|Title||Vitamin E catabolism in women, as modulated by food and by fat, studied using 2 deuterium-labeled α-tocopherols in a 3-phase, nonrandomized crossover study.|
|Publication Type||Journal Article|
|Year of Publication||2020|
|Authors||Traber MG, Leonard SW, Ebenuwa I, Violet P-C, Niyyati M, Padayatty S, Smith S, Bobe G, Levine M|
|Journal||Am J Clin Nutr|
|Date Published||2020 Nov 12|
BACKGROUND: Human vitamin E (α-tocopherol) catabolism is a mechanism for regulating whole-body α-tocopherol.
OBJECTIVES: To determine the roles of the intestine and liver on α-tocopherol catabolism as affected by fat or fasting, 2 deuterium-labeled (intravenous d6- and oral d3-) forms of α-tocopherol were used.
METHODS: Healthy women received intravenous d6-α-tocopherol and consumed d3-α-tocopherol with a 600-kcal defined liquid meal (DLM; 40% or 0% fat, n = 10) followed by controlled meals; or the 0% fat DLM (n = 7) followed by a 12-h fast (0% fat-fast), then controlled meals ≤72 h. The order of the 3-phase crossover design was not randomized and there was no blinding. Samples were analyzed by LC/MS to determine the α-tocopherol catabolites and α-carboxyethyl hydroxychromanol (α-CEHC) in urine, feces, and plasma that were catabolized from administered oral d3- and intravenous d6-α-tocopherols.
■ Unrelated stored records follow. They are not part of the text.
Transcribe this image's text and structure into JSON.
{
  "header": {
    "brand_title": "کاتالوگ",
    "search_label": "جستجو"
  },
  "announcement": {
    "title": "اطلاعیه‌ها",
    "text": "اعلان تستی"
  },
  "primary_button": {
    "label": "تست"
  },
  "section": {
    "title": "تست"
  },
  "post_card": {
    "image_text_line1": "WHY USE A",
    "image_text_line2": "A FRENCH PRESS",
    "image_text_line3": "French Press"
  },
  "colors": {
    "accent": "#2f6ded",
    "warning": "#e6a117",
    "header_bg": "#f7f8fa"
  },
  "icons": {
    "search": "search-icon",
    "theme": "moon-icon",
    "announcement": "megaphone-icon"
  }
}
RESULTS: Urinary and plasma d3- and d6-α-CEHC concentrations varied differently with the interventions. Mean ± SEM cumulative urinary d6-α-CEHC derived from the intravenous dose excreted over 72 h during the 40% fat (2.50 ± 0.37 μmol/g creatinine) and 0% fat (2.37 ± 0.37 μmol/g creatinine) interventions were similar, but a ∼50% decrease was observed during the 0% fat-fast (1.05 ± 0.39 μmol/g creatinine) intervention (compared with 0% fat, P = 0.0005). Cumulative urinary d3-α-CEHC excretion was not significantly changed by any intervention. Total urinary and fecal excretion of catabolites accounted for <5% of each of the administered doses.
CONCLUSIONS: Differential catabolism of the intravenous d6-α-tocopherol and oral d3-α-tocopherol doses shows both liver and intestine have roles in α-tocopherol catabolism. During the 40% fat intervention, >90% of urinary d3-α-CEHC excretion was estimated to be liver-derived, whereas during fasting <50% was from the liver with the remainder from the intestine, suggesting that there was increased intestinal α-tocopherol catabolism while d3-α-tocopherol was retained in the intestine in the absence of adequate fat/food for α-tocopherol absorption.This trial was registered at clinicaltrials.gov as NCT00862433.
|Alternate Journal||Am J Clin Nutr|